REQUIRED WORK
Look through the entries for the string "true", and copy each line that holds it.

MATERIAL FOR THIS TASK

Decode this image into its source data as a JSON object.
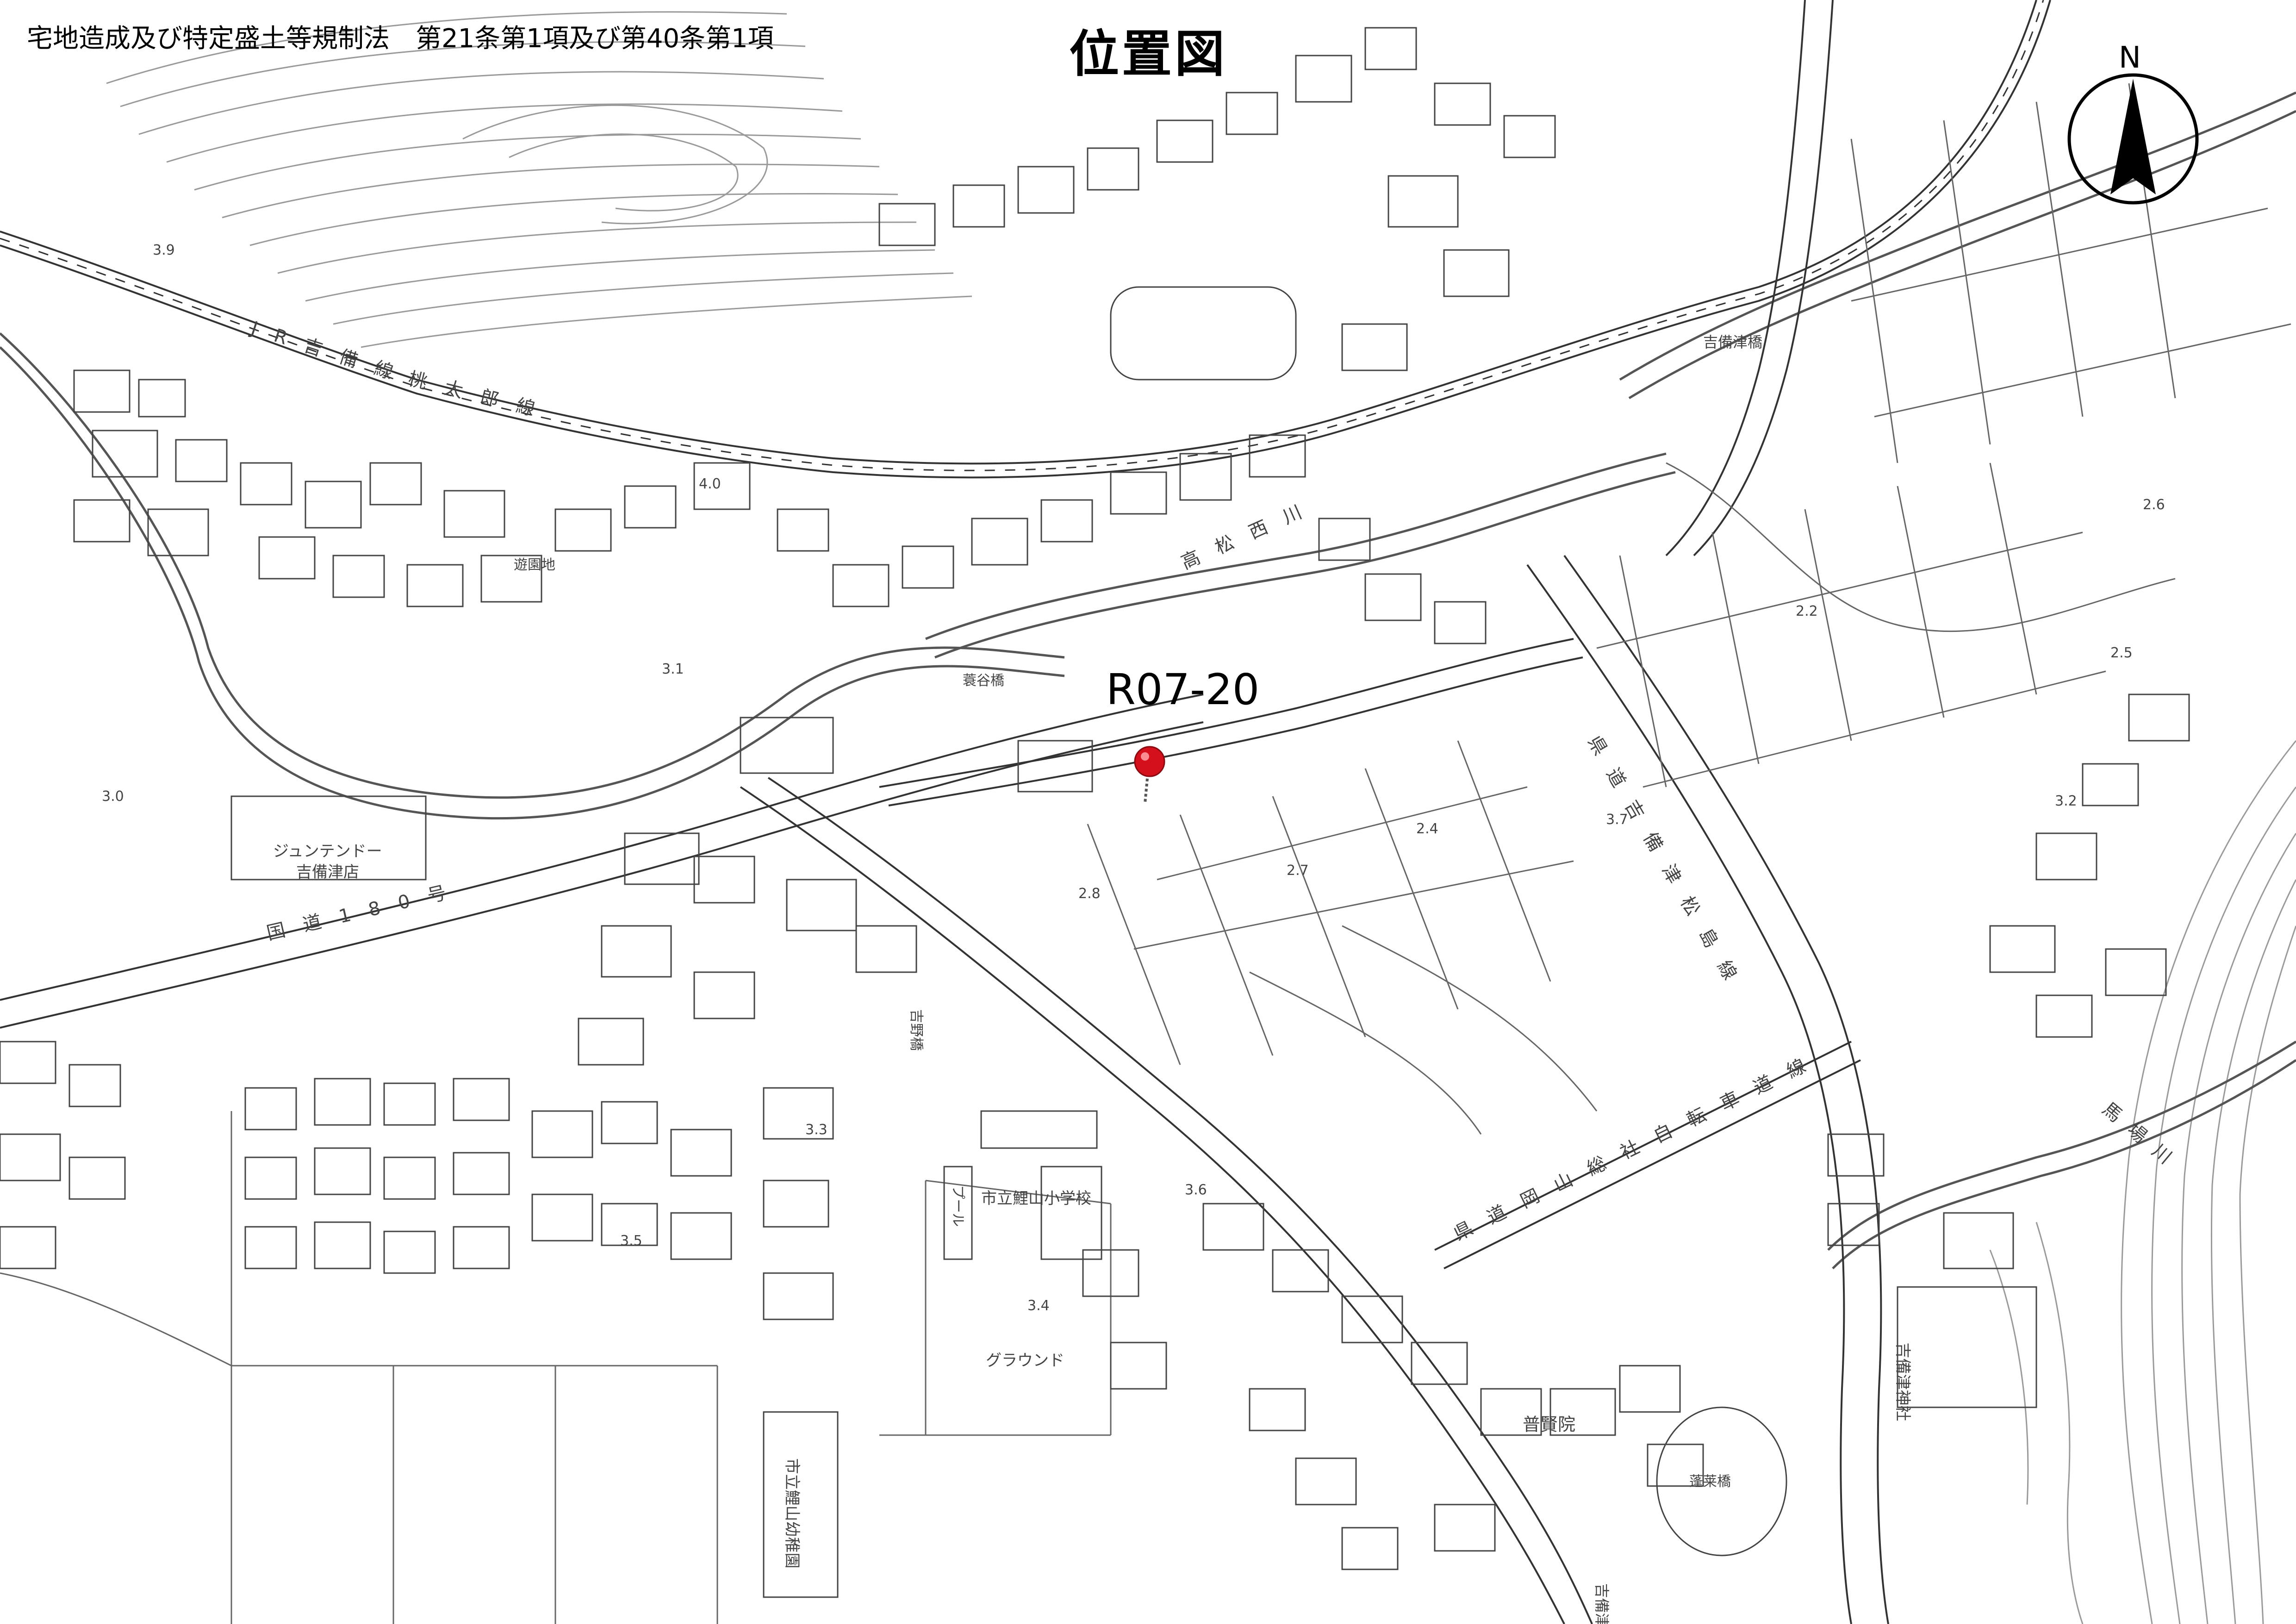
{
  "header": {
    "law_title": "宅地造成及び特定盛土等規制法　第21条第1項及び第40条第1項",
    "map_title": "位置図"
  },
  "site": {
    "code": "R07-20",
    "marker_color": "#d4101c"
  },
  "north_arrow": {
    "label": "N"
  },
  "place_labels": [
    "ジュンテンドー",
    "吉備津店",
    "国道180号",
    "JR吉備線",
    "桃太郎線",
    "高松西川",
    "蓑谷橋",
    "県道吉備津松島線",
    "県道岡山総社自転車道線",
    "吉野橋",
    "市立鯉山小学校",
    "プール",
    "グラウンド",
    "市立鯉山幼稚園",
    "普賢院",
    "吉備津神社",
    "馬場川",
    "吉備津橋",
    "遊園地",
    "蓬莱橋",
    "吉備津"
  ],
  "elevations": [
    "3.9",
    "4.0",
    "3.1",
    "3.0",
    "2.8",
    "2.7",
    "3.3",
    "2.4",
    "2.2",
    "2.5",
    "3.2",
    "3.4",
    "3.6",
    "3.7",
    "2.6",
    "3.5"
  ]
}
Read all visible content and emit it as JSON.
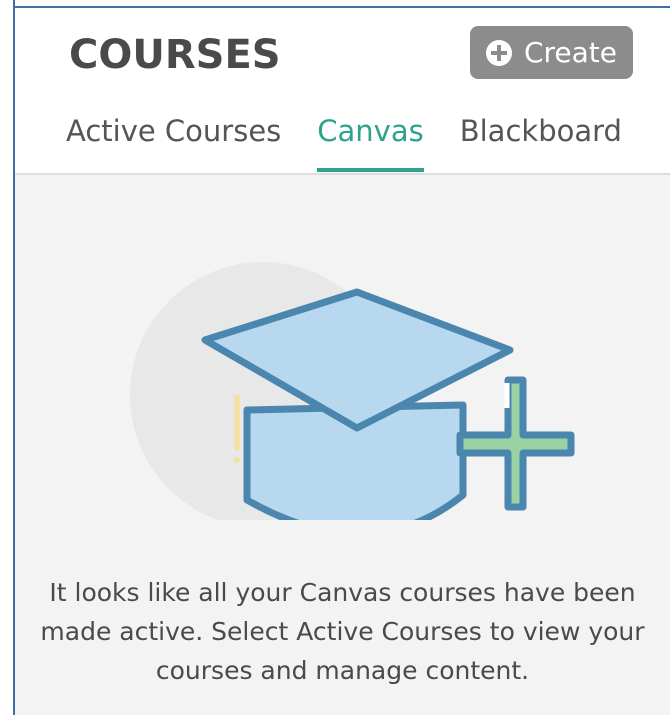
{
  "header": {
    "title": "COURSES",
    "create_label": "Create"
  },
  "tabs": [
    {
      "label": "Active Courses",
      "active": false
    },
    {
      "label": "Canvas",
      "active": true
    },
    {
      "label": "Blackboard",
      "active": false
    }
  ],
  "empty_state": {
    "message": "It looks like all your Canvas courses have been made active. Select Active Courses to view your courses and manage content."
  },
  "colors": {
    "accent": "#2ea28c",
    "button_bg": "#8c8c8c",
    "cap_fill": "#b7d8ef",
    "cap_stroke": "#4a86ad",
    "plus_fill": "#99d3a3",
    "content_bg": "#f3f3f3"
  }
}
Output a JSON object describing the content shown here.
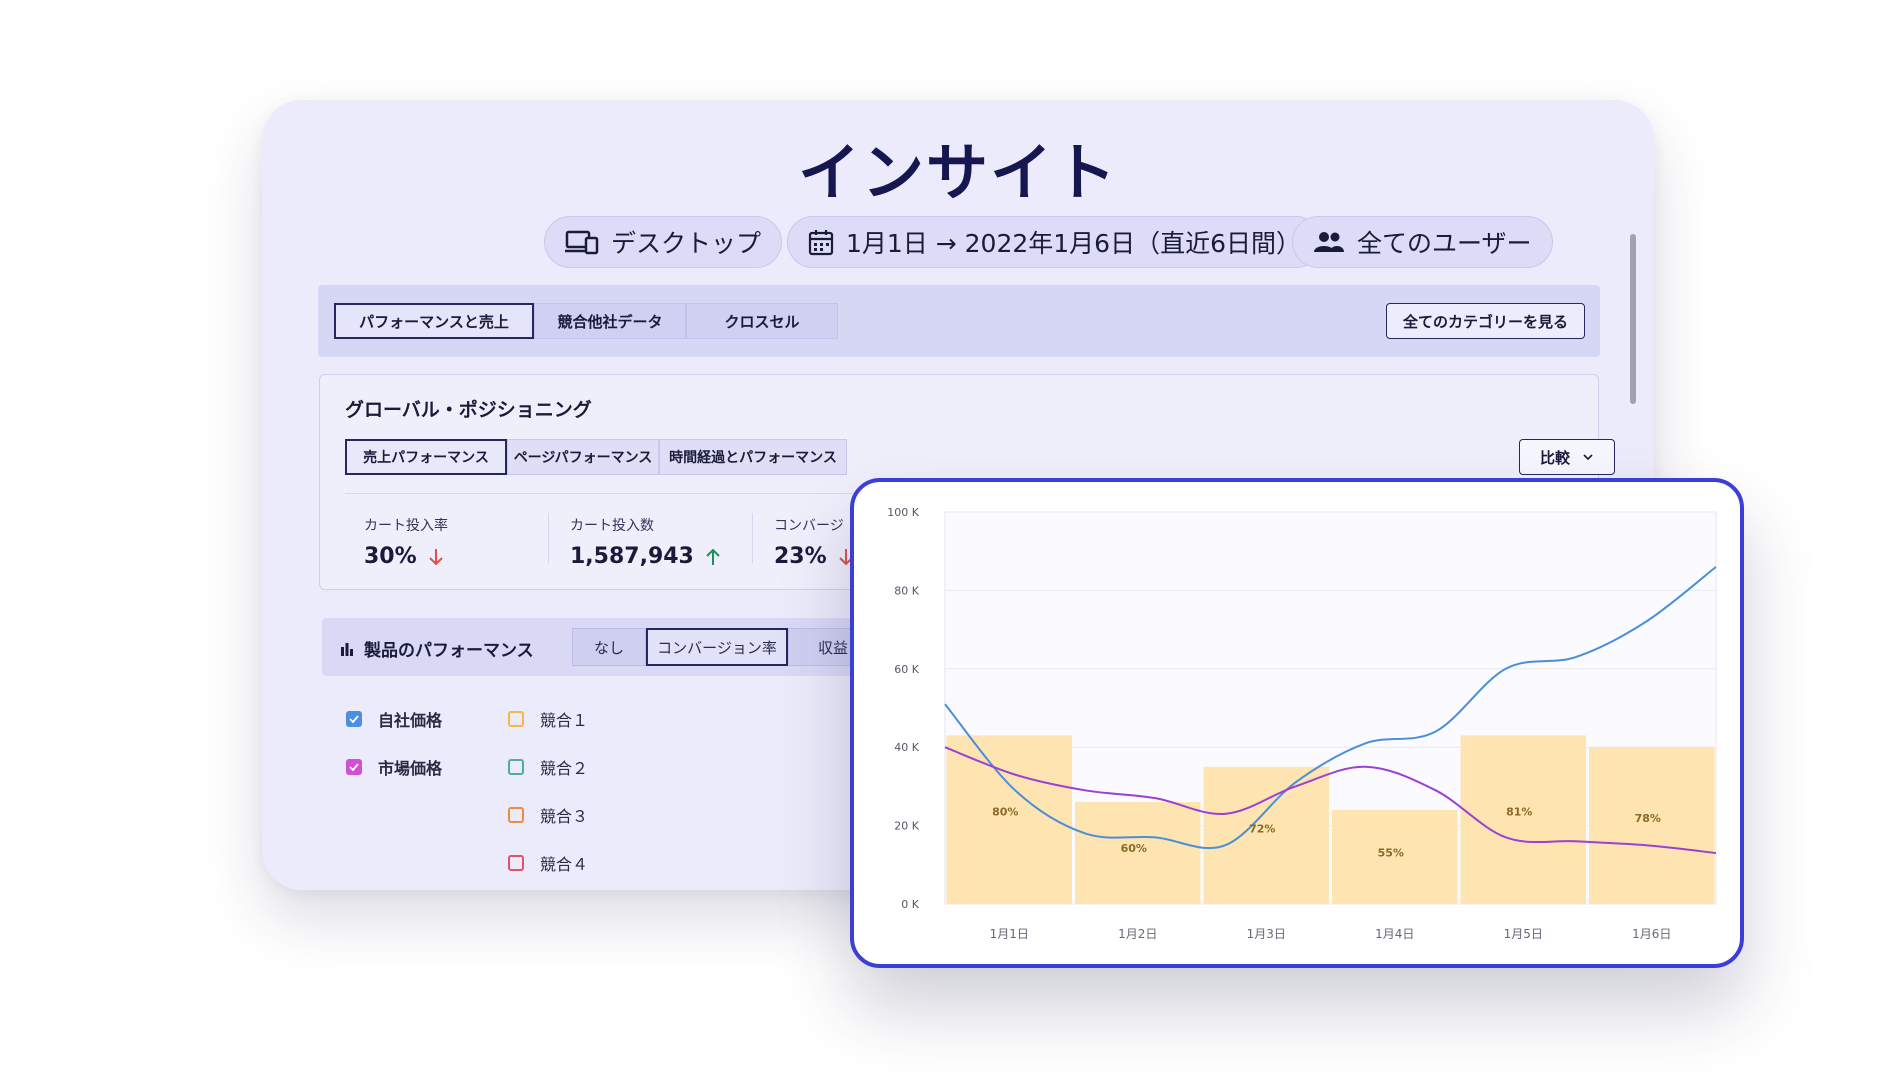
{
  "title": "インサイト",
  "filters": {
    "device": "デスクトップ",
    "date_range": "1月1日 → 2022年1月6日（直近6日間）",
    "users": "全てのユーザー"
  },
  "tabs": [
    "パフォーマンスと売上",
    "競合他社データ",
    "クロスセル"
  ],
  "active_tab": "パフォーマンスと売上",
  "category_button": "全てのカテゴリーを見る",
  "global_positioning": {
    "title": "グローバル・ポジショニング",
    "subtabs": [
      "売上パフォーマンス",
      "ページパフォーマンス",
      "時間経過とパフォーマンス"
    ],
    "compare_label": "比較",
    "metrics": [
      {
        "label": "カート投入率",
        "value": "30%",
        "trend": "down"
      },
      {
        "label": "カート投入数",
        "value": "1,587,943",
        "trend": "up"
      },
      {
        "label": "コンバージ",
        "value": "23%",
        "trend": "down"
      }
    ]
  },
  "product_performance": {
    "title": "製品のパフォーマンス",
    "options": [
      "なし",
      "コンバージョン率",
      "収益"
    ],
    "active_option": "コンバージョン率"
  },
  "legend": {
    "own": [
      {
        "label": "自社価格",
        "checked": true,
        "color": "#4a90e2"
      },
      {
        "label": "市場価格",
        "checked": true,
        "color": "#d14fd6"
      }
    ],
    "competitors": [
      {
        "label": "競合１",
        "color": "#f5b942"
      },
      {
        "label": "競合２",
        "color": "#4caf9a"
      },
      {
        "label": "競合３",
        "color": "#f08a3c"
      },
      {
        "label": "競合４",
        "color": "#e05265"
      }
    ]
  },
  "colors": {
    "accent": "#3b3fd6",
    "trend_up": "#1e8f5a",
    "trend_down": "#e0504a",
    "bar": "#fde4b0",
    "line_own": "#4a8fd8",
    "line_market": "#9c3fd4"
  },
  "chart_data": {
    "type": "bar",
    "categories": [
      "1月1日",
      "1月2日",
      "1月3日",
      "1月4日",
      "1月5日",
      "1月6日"
    ],
    "y_ticks": [
      "0 K",
      "20 K",
      "40 K",
      "60 K",
      "80 K",
      "100 K"
    ],
    "ylim": [
      0,
      100
    ],
    "bar_values": [
      43,
      26,
      35,
      24,
      43,
      40
    ],
    "bar_labels": [
      "80%",
      "60%",
      "72%",
      "55%",
      "81%",
      "78%"
    ],
    "series": [
      {
        "color": "#4a8fd8",
        "x": [
          0.0,
          0.5,
          1.0,
          1.5,
          2.0,
          2.5,
          3.0,
          3.5,
          4.0,
          4.5,
          5.0,
          5.5
        ],
        "values": [
          51,
          29,
          18,
          17,
          15,
          31,
          41,
          44,
          60,
          63,
          72,
          86
        ]
      },
      {
        "color": "#9c3fd4",
        "x": [
          0.0,
          0.5,
          1.0,
          1.5,
          2.0,
          2.5,
          3.0,
          3.5,
          4.0,
          4.5,
          5.0,
          5.5
        ],
        "values": [
          40,
          33,
          29,
          27,
          23,
          30,
          35,
          29,
          17,
          16,
          15,
          13
        ]
      }
    ],
    "grid": true
  }
}
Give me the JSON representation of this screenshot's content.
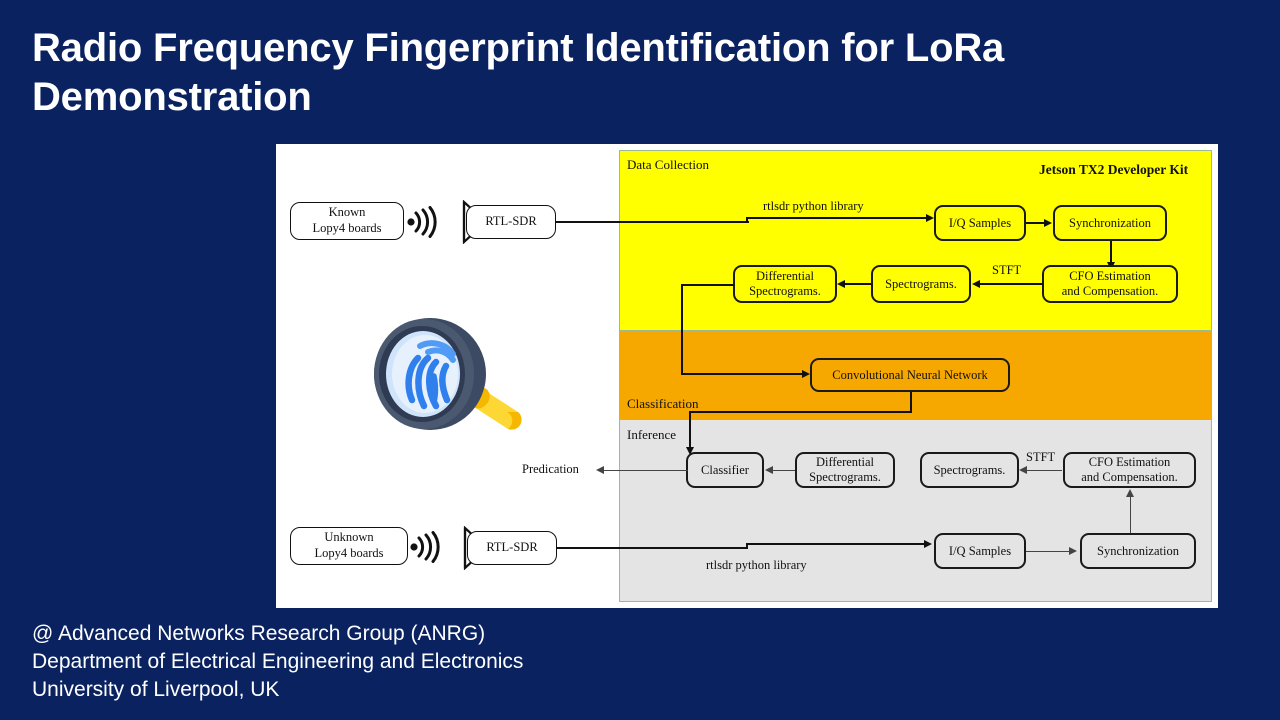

RESULT FOR THIS EXERCISE
      "active": true
        "checked": true,
        "checked": true,
    "grid": true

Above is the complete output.